- 1.1 Shorten the duration of; cut short.‘I decided to abbreviate my stay in Cambridge’
- ‘The laparotomy was abbreviated because the patient was quite unstable intraoperatively.’
- ‘Hodges had his stay abbreviated but will return in March for a couple of months.’
- ‘His third pro season, 2010-11, also saw him gravely injured, and 2012-13 was abbreviated by the lockout.’
- ‘After being told by producers that a match would run long, abbreviating the Evening News, he mysteriously found someplace better to be, thus leaving the network with more than six minutes of dead air.’
- ‘Training hours are from 6 - 9 a.m. with Turfway abbreviating the period because it is concluding work on a new paddock and winner's circle.’
- ‘With only two challenging teams, the race schedule would be abbreviated, likely removing many of the planned sailing days scheduled for July.’
- ‘Our military decision-making process was abbreviated.’
- ‘A workday abbreviated by siestas is a Spanish cliche, yet it is not necessarily rooted in reality.’
- ‘This morning's FP3 session was abbreviated by 30 minutes due to the requirement for barrier repairs at Turn 11 following a support race incident earlier on.’
- ‘Testing can also be abbreviated if early success is obvious in a serious disease with no other good treatment.’
- ‘It is wrong to abbreviate the debate in the way suggested.’
Late Middle English: from late Latin abbreviat- ‘shortened’, from the verb abbreviare, from Latin brevis ‘short’.
We take a look at several popular, though confusing, punctuation marks.
From Afghanistan to Zimbabwe, discover surprising and intriguing language facts from around the globe.

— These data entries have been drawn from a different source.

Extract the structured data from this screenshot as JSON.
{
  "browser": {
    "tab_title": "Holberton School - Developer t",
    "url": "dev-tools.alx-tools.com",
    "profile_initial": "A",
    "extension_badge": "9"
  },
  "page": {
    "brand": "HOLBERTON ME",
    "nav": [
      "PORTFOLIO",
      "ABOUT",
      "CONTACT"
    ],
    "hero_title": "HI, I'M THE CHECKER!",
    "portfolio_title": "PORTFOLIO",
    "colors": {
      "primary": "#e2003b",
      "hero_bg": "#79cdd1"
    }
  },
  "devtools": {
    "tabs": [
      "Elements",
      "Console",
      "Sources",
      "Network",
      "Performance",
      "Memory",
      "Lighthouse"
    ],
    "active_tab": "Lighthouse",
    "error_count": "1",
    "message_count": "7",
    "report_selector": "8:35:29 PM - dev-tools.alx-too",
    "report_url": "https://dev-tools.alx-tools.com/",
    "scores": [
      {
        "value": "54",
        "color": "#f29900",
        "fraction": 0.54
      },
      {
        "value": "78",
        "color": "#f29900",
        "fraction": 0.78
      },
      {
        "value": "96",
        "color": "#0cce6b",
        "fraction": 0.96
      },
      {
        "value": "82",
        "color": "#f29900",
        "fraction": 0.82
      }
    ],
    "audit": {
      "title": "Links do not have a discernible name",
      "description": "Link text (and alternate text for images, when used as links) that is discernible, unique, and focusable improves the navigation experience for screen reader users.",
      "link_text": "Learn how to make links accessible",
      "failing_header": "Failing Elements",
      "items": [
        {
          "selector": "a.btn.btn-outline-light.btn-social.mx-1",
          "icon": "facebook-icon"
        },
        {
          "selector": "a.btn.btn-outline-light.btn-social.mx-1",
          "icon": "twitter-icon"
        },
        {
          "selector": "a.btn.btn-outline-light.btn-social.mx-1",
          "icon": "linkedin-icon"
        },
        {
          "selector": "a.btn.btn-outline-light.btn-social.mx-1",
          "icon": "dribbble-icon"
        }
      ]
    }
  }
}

The definitions of ‘buddy’ and ‘bro’ in the OED have recently been revised. We explore their history and increase in popularity.